▸ **Problem description**
Scan the entries below for the word "arrow". Copy each line that has it.

▸ **Working data**
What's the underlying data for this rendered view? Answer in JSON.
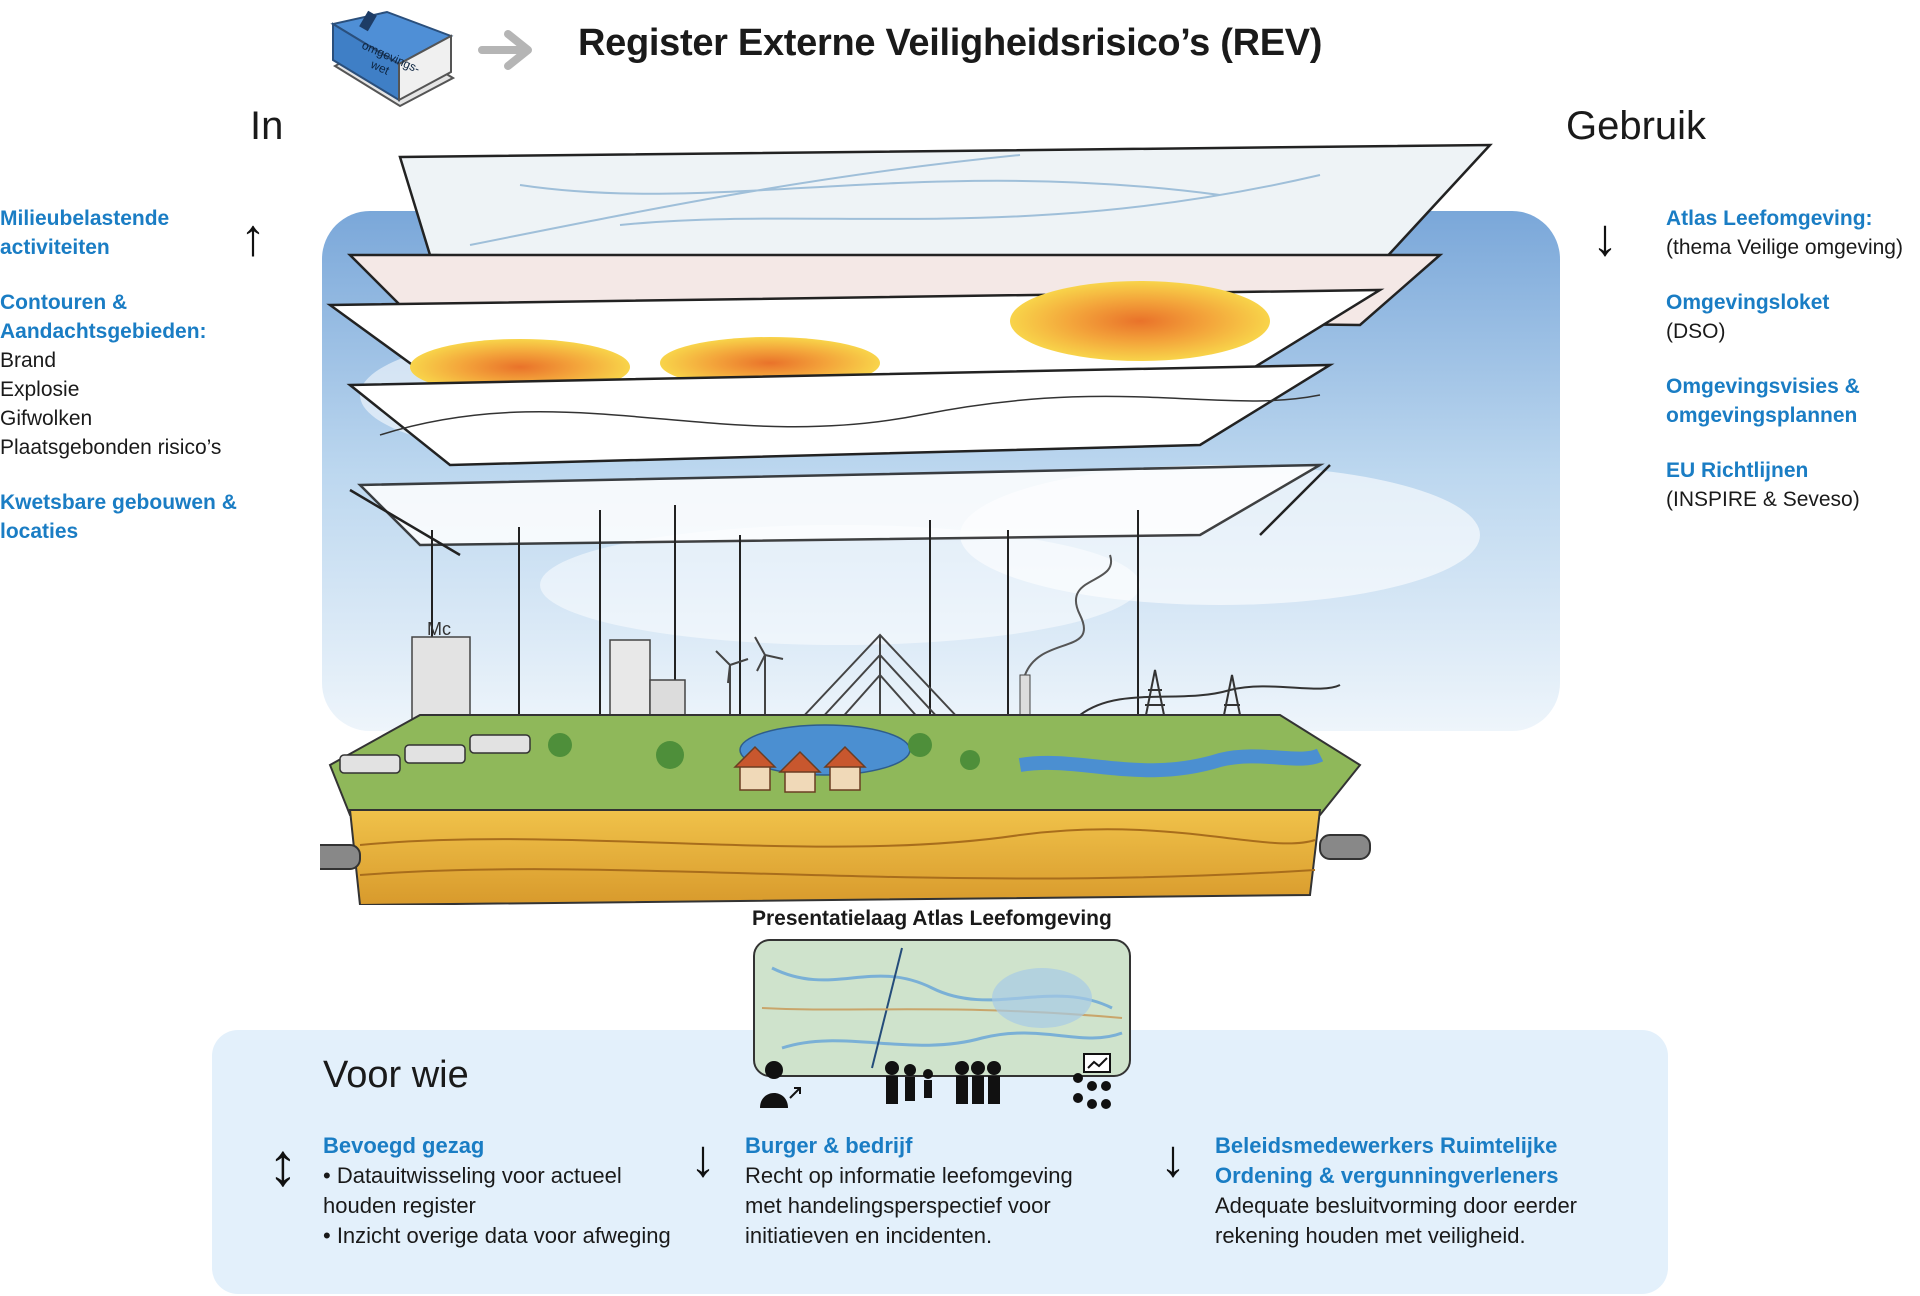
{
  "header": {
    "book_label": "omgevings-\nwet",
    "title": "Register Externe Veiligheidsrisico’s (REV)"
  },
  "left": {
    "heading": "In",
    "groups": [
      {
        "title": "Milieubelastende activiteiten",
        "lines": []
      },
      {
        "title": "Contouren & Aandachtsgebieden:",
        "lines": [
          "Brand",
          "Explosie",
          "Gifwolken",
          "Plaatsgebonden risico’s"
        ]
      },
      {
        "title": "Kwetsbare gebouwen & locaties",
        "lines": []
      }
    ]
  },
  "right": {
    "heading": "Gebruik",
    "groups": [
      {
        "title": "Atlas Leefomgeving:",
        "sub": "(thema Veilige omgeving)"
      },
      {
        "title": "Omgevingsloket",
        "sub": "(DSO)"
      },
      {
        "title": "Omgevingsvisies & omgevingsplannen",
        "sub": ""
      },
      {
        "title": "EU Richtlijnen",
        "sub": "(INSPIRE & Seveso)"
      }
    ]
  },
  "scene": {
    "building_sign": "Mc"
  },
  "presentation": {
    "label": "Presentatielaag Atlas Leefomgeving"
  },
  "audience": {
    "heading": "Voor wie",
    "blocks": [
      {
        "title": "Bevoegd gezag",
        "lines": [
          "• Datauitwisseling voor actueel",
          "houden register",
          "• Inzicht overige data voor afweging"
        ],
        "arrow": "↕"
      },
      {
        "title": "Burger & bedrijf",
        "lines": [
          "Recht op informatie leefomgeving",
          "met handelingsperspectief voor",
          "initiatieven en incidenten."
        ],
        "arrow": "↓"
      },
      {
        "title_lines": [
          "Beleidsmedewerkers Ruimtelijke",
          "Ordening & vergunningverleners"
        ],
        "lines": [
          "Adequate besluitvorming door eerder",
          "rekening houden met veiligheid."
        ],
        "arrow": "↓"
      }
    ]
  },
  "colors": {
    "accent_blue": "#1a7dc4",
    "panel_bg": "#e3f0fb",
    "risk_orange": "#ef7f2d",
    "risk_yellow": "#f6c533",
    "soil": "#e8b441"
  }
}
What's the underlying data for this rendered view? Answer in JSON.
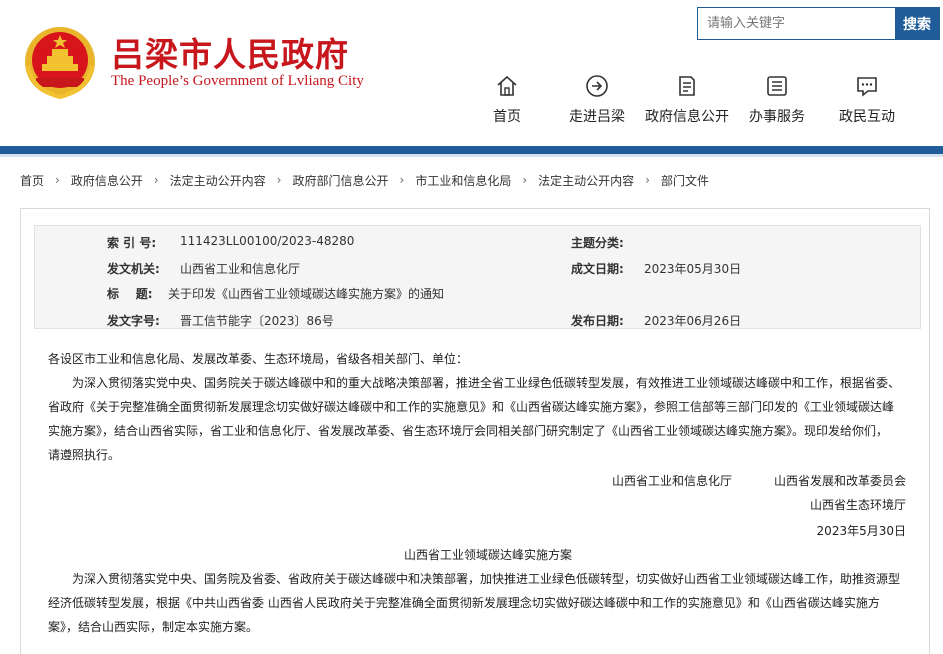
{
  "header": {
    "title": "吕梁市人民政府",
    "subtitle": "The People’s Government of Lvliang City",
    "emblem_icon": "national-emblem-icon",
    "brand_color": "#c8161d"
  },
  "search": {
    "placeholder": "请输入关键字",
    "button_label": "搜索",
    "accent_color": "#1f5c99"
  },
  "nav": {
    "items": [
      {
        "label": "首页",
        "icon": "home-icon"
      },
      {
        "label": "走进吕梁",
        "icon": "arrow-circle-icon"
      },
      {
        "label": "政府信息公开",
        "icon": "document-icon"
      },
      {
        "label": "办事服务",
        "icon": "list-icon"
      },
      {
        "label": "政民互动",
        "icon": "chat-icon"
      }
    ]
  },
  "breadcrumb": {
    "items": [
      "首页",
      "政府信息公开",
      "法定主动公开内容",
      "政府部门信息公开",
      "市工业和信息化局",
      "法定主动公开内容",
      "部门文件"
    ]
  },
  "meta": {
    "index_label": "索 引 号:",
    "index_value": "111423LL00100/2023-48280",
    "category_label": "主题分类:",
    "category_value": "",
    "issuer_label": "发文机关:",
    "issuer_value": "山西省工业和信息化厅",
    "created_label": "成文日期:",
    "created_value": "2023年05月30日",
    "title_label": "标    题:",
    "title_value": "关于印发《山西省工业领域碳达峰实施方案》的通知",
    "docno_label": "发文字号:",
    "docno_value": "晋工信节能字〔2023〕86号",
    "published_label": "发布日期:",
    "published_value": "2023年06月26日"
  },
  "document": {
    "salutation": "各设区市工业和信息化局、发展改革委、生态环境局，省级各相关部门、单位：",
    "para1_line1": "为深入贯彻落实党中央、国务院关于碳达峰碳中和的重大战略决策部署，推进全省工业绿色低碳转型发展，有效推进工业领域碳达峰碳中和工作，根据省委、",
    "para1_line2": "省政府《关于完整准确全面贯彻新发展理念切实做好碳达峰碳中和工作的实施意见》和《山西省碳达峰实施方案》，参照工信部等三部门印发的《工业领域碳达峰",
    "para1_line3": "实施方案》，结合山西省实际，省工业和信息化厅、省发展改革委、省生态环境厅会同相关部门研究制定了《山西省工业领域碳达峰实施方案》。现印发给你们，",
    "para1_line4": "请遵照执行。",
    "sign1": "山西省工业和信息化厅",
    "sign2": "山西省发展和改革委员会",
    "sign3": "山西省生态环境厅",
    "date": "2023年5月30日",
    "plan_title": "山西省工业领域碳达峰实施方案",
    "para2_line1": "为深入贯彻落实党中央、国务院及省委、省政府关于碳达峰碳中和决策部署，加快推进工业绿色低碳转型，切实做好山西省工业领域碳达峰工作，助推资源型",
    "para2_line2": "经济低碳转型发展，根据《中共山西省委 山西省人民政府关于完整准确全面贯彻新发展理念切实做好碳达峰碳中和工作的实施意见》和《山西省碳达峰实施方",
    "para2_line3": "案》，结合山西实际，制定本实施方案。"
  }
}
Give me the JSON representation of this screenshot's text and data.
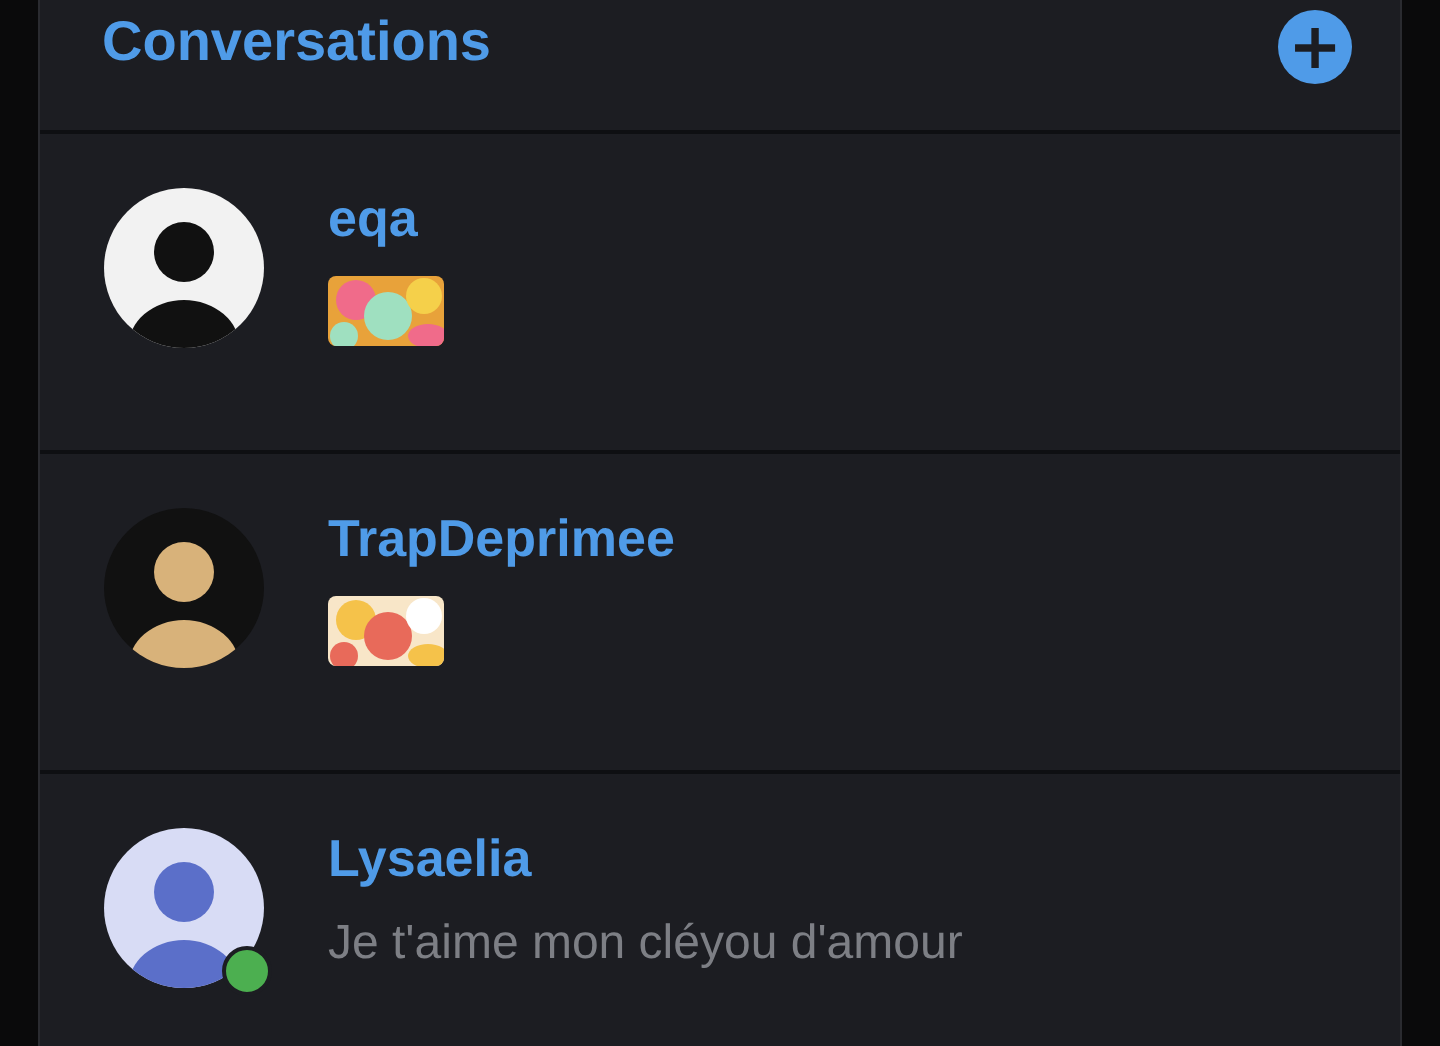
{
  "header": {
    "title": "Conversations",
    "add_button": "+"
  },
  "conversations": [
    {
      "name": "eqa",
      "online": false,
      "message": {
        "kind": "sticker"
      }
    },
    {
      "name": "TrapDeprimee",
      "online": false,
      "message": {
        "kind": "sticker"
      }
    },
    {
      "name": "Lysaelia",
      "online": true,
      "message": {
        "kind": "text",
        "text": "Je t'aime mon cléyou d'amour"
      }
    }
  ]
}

▸ **Your solution**
        "arrow": "↕"
        "arrow": "↓"
        "arrow": "↓"
        "icon": "arrow-circle-icon"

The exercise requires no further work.